Repeat the listing exactly. The images do not belong in the copy.

[[ EXTRACTED ENTRIES open ]]

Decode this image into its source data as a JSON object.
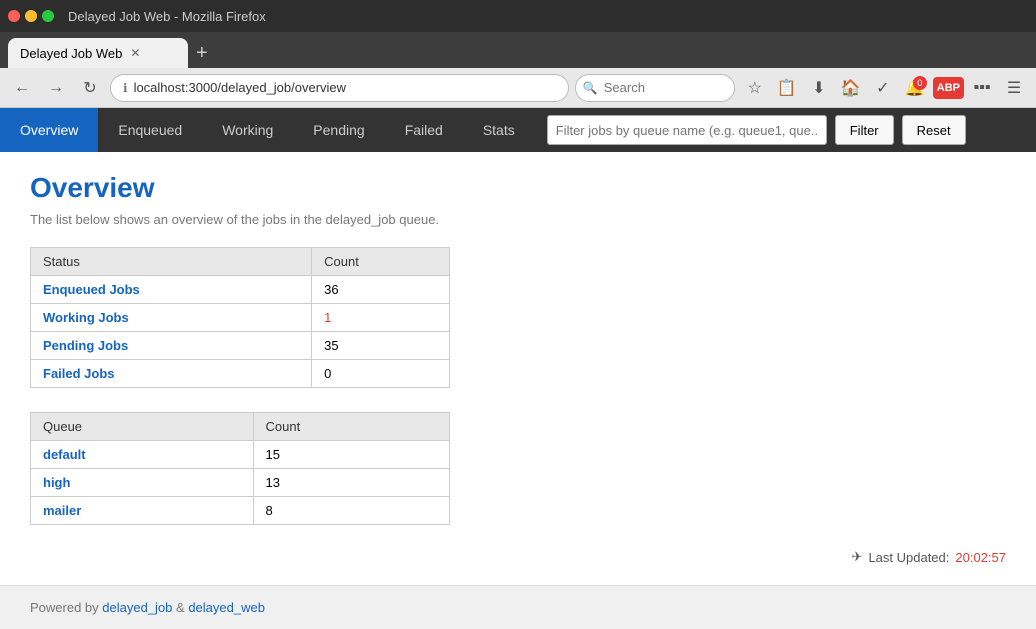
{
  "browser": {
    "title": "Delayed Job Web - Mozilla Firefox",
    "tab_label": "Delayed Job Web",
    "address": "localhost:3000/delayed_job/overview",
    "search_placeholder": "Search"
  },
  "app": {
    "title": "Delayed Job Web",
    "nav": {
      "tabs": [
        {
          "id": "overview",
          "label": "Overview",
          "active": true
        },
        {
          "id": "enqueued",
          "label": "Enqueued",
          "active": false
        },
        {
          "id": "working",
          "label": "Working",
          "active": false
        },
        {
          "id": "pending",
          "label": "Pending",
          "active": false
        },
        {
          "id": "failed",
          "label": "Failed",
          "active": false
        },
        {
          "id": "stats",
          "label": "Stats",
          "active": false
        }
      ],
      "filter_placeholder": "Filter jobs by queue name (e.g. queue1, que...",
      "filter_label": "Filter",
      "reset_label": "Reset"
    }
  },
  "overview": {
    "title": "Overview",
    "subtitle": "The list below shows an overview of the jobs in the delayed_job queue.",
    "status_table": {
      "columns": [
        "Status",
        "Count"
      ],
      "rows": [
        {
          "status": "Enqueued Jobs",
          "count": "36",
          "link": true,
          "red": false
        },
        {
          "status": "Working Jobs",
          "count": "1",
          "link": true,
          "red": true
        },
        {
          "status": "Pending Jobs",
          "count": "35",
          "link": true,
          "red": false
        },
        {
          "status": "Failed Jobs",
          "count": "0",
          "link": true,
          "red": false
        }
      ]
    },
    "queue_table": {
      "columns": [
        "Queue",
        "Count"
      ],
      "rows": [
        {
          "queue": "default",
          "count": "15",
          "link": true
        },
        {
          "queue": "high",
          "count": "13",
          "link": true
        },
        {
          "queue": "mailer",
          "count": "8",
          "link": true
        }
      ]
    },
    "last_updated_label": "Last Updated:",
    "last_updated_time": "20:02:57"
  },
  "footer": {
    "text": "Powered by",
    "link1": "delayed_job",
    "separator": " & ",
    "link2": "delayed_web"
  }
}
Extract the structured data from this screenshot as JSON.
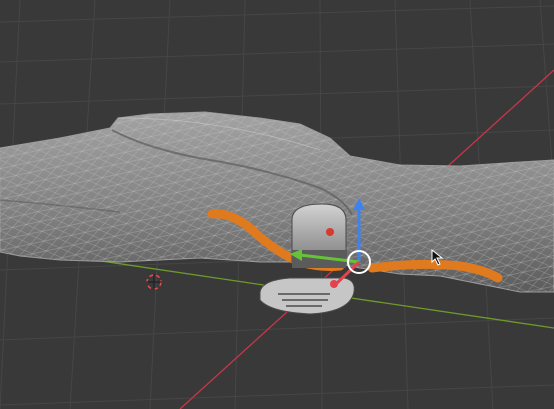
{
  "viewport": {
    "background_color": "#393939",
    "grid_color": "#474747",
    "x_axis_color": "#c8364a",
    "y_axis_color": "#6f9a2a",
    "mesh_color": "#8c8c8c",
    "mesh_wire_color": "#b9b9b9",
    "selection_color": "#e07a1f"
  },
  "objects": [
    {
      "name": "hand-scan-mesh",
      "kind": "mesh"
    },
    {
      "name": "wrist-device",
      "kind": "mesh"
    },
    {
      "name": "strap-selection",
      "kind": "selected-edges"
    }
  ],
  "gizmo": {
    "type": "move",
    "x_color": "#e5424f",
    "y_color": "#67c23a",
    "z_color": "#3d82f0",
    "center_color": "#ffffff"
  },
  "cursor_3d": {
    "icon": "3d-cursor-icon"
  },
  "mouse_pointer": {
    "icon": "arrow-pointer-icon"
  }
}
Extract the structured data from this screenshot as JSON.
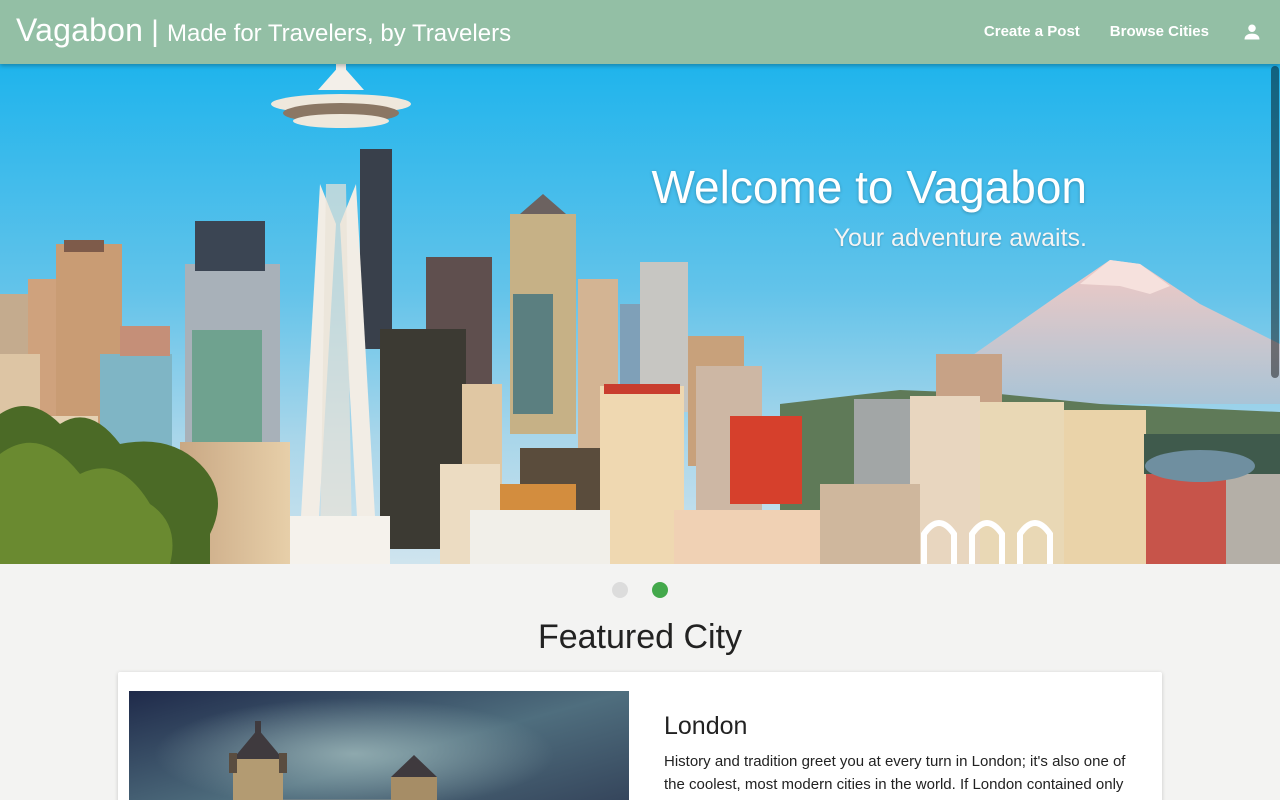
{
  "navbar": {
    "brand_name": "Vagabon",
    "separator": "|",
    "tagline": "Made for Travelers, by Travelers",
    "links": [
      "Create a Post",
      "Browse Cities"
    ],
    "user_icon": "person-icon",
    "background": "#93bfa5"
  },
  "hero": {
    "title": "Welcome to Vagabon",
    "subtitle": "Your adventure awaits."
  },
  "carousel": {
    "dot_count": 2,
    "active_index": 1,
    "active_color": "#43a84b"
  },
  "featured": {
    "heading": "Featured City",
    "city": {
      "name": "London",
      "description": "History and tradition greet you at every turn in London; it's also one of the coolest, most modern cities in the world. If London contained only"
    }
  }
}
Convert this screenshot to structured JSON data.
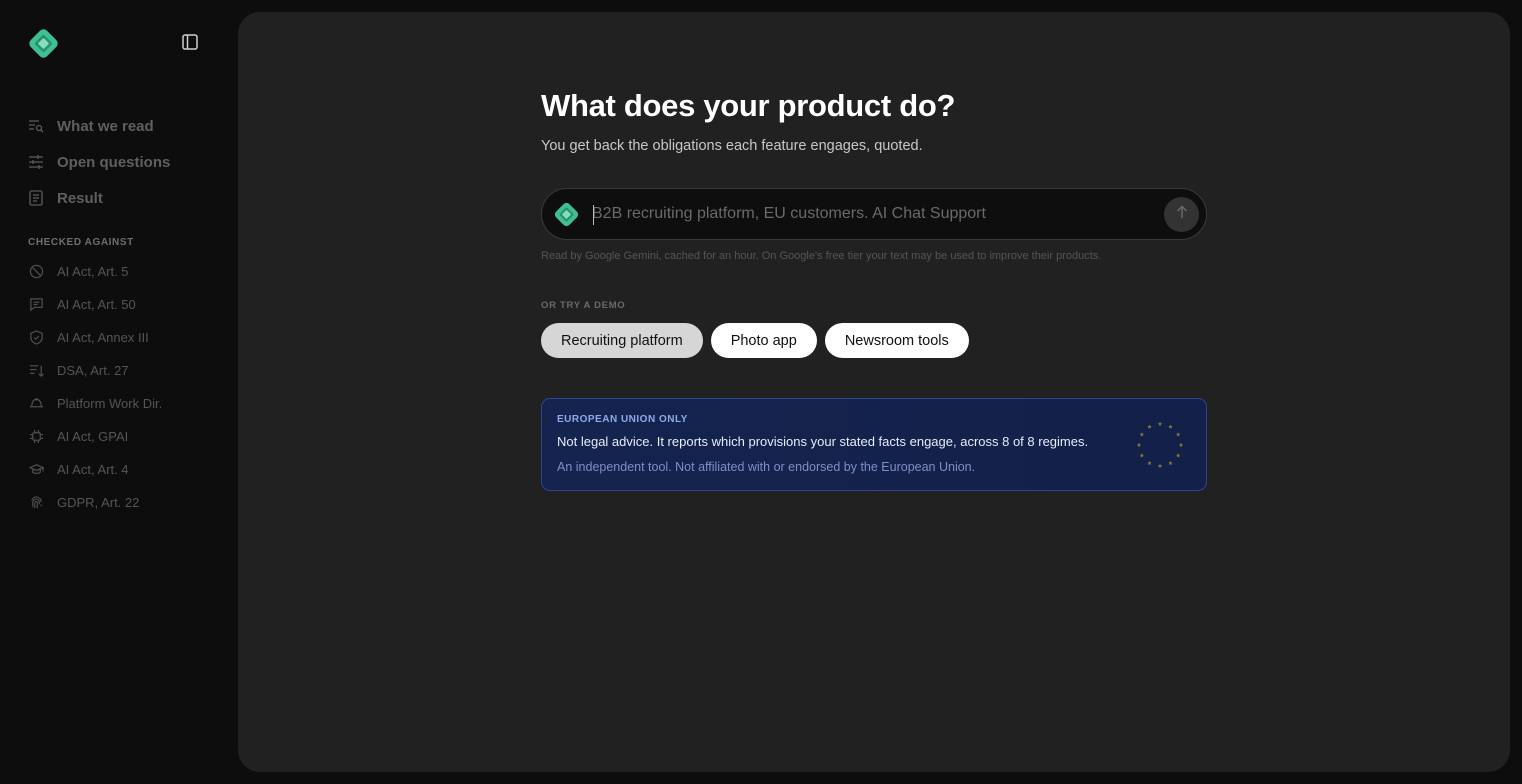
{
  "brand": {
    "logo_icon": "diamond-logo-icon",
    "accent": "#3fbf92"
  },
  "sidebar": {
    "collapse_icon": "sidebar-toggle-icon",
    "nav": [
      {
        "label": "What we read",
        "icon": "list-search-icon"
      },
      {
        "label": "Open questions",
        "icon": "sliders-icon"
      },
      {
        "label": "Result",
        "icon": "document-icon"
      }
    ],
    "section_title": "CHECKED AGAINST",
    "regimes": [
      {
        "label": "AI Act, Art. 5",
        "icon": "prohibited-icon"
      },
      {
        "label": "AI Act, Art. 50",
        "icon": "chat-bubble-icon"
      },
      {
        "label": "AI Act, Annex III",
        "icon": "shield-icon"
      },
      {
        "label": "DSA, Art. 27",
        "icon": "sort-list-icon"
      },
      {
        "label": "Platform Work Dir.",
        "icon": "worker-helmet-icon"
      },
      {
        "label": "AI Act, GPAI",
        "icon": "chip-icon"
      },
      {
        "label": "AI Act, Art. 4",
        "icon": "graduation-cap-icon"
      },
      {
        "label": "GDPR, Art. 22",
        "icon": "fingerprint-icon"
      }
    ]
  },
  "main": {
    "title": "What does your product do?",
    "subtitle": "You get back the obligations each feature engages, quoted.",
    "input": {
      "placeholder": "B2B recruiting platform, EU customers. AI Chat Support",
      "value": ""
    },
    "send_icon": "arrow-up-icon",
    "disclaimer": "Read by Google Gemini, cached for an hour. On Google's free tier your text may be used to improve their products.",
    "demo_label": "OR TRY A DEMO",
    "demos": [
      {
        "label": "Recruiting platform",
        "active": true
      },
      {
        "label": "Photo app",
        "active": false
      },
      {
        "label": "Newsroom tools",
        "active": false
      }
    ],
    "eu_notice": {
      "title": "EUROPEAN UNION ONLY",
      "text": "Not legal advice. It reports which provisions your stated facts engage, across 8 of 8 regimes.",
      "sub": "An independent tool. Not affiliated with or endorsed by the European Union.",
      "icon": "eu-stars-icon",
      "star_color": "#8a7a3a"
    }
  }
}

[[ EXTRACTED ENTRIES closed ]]

ANSWER:
Decode this image into its source data as a JSON object.
{
  "browser": {
    "title": "Delayed Job Web - Mozilla Firefox",
    "tab_label": "Delayed Job Web",
    "address": "localhost:3000/delayed_job/overview",
    "search_placeholder": "Search"
  },
  "app": {
    "title": "Delayed Job Web",
    "nav": {
      "tabs": [
        {
          "id": "overview",
          "label": "Overview",
          "active": true
        },
        {
          "id": "enqueued",
          "label": "Enqueued",
          "active": false
        },
        {
          "id": "working",
          "label": "Working",
          "active": false
        },
        {
          "id": "pending",
          "label": "Pending",
          "active": false
        },
        {
          "id": "failed",
          "label": "Failed",
          "active": false
        },
        {
          "id": "stats",
          "label": "Stats",
          "active": false
        }
      ],
      "filter_placeholder": "Filter jobs by queue name (e.g. queue1, que...",
      "filter_label": "Filter",
      "reset_label": "Reset"
    }
  },
  "overview": {
    "title": "Overview",
    "subtitle": "The list below shows an overview of the jobs in the delayed_job queue.",
    "status_table": {
      "columns": [
        "Status",
        "Count"
      ],
      "rows": [
        {
          "status": "Enqueued Jobs",
          "count": "36",
          "link": true,
          "red": false
        },
        {
          "status": "Working Jobs",
          "count": "1",
          "link": true,
          "red": true
        },
        {
          "status": "Pending Jobs",
          "count": "35",
          "link": true,
          "red": false
        },
        {
          "status": "Failed Jobs",
          "count": "0",
          "link": true,
          "red": false
        }
      ]
    },
    "queue_table": {
      "columns": [
        "Queue",
        "Count"
      ],
      "rows": [
        {
          "queue": "default",
          "count": "15",
          "link": true
        },
        {
          "queue": "high",
          "count": "13",
          "link": true
        },
        {
          "queue": "mailer",
          "count": "8",
          "link": true
        }
      ]
    },
    "last_updated_label": "Last Updated:",
    "last_updated_time": "20:02:57"
  },
  "footer": {
    "text": "Powered by",
    "link1": "delayed_job",
    "separator": " & ",
    "link2": "delayed_web"
  }
}
Extract the structured data from this screenshot as JSON.
{
  "viewport": {
    "background_color": "#393939",
    "grid_color": "#474747",
    "x_axis_color": "#c8364a",
    "y_axis_color": "#6f9a2a",
    "mesh_color": "#8c8c8c",
    "mesh_wire_color": "#b9b9b9",
    "selection_color": "#e07a1f"
  },
  "objects": [
    {
      "name": "hand-scan-mesh",
      "kind": "mesh"
    },
    {
      "name": "wrist-device",
      "kind": "mesh"
    },
    {
      "name": "strap-selection",
      "kind": "selected-edges"
    }
  ],
  "gizmo": {
    "type": "move",
    "x_color": "#e5424f",
    "y_color": "#67c23a",
    "z_color": "#3d82f0",
    "center_color": "#ffffff"
  },
  "cursor_3d": {
    "icon": "3d-cursor-icon"
  },
  "mouse_pointer": {
    "icon": "arrow-pointer-icon"
  }
}
Extract the structured data from this screenshot as JSON.
{
  "navbar": {
    "brand_name": "Vagabon",
    "separator": "|",
    "tagline": "Made for Travelers, by Travelers",
    "links": [
      "Create a Post",
      "Browse Cities"
    ],
    "user_icon": "person-icon",
    "background": "#93bfa5"
  },
  "hero": {
    "title": "Welcome to Vagabon",
    "subtitle": "Your adventure awaits."
  },
  "carousel": {
    "dot_count": 2,
    "active_index": 1,
    "active_color": "#43a84b"
  },
  "featured": {
    "heading": "Featured City",
    "city": {
      "name": "London",
      "description": "History and tradition greet you at every turn in London; it's also one of the coolest, most modern cities in the world. If London contained only"
    }
  }
}
Convert this screenshot to structured JSON data.
{
  "brand": {
    "logo_icon": "diamond-logo-icon",
    "accent": "#3fbf92"
  },
  "sidebar": {
    "collapse_icon": "sidebar-toggle-icon",
    "nav": [
      {
        "label": "What we read",
        "icon": "list-search-icon"
      },
      {
        "label": "Open questions",
        "icon": "sliders-icon"
      },
      {
        "label": "Result",
        "icon": "document-icon"
      }
    ],
    "section_title": "CHECKED AGAINST",
    "regimes": [
      {
        "label": "AI Act, Art. 5",
        "icon": "prohibited-icon"
      },
      {
        "label": "AI Act, Art. 50",
        "icon": "chat-bubble-icon"
      },
      {
        "label": "AI Act, Annex III",
        "icon": "shield-icon"
      },
      {
        "label": "DSA, Art. 27",
        "icon": "sort-list-icon"
      },
      {
        "label": "Platform Work Dir.",
        "icon": "worker-helmet-icon"
      },
      {
        "label": "AI Act, GPAI",
        "icon": "chip-icon"
      },
      {
        "label": "AI Act, Art. 4",
        "icon": "graduation-cap-icon"
      },
      {
        "label": "GDPR, Art. 22",
        "icon": "fingerprint-icon"
      }
    ]
  },
  "main": {
    "title": "What does your product do?",
    "subtitle": "You get back the obligations each feature engages, quoted.",
    "input": {
      "placeholder": "B2B recruiting platform, EU customers. AI Chat Support",
      "value": ""
    },
    "send_icon": "arrow-up-icon",
    "disclaimer": "Read by Google Gemini, cached for an hour. On Google's free tier your text may be used to improve their products.",
    "demo_label": "OR TRY A DEMO",
    "demos": [
      {
        "label": "Recruiting platform",
        "active": true
      },
      {
        "label": "Photo app",
        "active": false
      },
      {
        "label": "Newsroom tools",
        "active": false
      }
    ],
    "eu_notice": {
      "title": "EUROPEAN UNION ONLY",
      "text": "Not legal advice. It reports which provisions your stated facts engage, across 8 of 8 regimes.",
      "sub": "An independent tool. Not affiliated with or endorsed by the European Union.",
      "icon": "eu-stars-icon",
      "star_color": "#8a7a3a"
    }
  }
}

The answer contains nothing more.